▶ **About this task**
Please filter the entries for the word "color" and copy every line that has it.

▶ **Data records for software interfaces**
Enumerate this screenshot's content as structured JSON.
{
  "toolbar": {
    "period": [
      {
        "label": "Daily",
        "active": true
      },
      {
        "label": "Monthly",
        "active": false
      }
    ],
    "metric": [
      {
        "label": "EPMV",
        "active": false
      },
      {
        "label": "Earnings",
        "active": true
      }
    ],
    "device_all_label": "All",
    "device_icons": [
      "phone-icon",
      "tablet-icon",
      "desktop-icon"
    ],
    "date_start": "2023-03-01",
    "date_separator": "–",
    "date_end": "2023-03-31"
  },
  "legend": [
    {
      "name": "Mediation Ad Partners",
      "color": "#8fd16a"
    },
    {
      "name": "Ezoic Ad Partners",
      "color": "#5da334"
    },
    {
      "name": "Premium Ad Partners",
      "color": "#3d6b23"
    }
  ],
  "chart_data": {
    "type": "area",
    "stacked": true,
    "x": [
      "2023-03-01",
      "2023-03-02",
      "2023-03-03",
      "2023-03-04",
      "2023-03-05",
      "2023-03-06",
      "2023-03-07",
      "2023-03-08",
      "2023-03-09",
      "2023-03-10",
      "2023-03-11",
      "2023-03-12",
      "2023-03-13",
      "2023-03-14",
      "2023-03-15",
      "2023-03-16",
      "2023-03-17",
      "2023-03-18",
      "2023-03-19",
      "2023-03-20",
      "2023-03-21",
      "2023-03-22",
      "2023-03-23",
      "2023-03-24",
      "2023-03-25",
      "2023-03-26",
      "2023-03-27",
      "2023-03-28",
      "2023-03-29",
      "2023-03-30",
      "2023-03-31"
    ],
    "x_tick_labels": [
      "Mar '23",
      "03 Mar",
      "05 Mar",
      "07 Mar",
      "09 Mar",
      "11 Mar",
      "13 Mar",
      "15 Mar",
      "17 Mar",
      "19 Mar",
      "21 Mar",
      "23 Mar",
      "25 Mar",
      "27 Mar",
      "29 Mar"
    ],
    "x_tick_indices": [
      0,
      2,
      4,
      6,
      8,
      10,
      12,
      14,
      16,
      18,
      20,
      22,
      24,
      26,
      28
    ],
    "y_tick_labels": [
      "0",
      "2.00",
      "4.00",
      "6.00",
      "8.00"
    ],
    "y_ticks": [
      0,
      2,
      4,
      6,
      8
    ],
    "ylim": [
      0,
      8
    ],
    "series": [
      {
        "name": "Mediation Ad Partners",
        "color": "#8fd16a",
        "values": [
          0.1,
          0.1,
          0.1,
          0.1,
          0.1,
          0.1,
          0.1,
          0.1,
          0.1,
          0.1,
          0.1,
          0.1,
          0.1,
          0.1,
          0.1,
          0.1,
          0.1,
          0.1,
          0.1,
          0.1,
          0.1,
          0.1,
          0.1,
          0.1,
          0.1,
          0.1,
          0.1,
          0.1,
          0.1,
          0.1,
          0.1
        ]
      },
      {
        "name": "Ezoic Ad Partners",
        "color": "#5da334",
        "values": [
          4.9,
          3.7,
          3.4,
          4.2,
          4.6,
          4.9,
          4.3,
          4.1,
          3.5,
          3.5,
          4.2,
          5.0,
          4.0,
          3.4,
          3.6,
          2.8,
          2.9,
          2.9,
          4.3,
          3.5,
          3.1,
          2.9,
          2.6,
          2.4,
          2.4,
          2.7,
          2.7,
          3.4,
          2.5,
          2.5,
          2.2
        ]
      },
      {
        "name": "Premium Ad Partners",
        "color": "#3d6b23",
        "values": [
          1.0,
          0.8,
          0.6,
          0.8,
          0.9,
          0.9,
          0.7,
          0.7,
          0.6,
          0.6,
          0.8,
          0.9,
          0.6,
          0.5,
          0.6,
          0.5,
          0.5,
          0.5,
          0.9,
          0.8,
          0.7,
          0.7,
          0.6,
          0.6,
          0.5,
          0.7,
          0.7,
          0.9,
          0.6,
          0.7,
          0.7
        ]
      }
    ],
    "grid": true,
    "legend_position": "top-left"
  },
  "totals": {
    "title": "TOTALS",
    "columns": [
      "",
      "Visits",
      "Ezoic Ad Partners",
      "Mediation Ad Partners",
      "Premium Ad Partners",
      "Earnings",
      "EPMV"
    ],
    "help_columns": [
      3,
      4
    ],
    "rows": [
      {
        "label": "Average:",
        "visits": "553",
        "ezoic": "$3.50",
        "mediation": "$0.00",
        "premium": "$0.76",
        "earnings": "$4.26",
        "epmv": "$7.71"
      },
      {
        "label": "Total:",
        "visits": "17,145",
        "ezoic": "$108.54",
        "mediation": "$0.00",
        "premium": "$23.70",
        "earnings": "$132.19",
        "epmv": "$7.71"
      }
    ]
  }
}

▶ **Task solution**
      "color": "#8fd16a"
      "color": "#5da334"
      "color": "#3d6b23"
        "color": "#8fd16a",
        "color": "#5da334",
        "color": "#3d6b23",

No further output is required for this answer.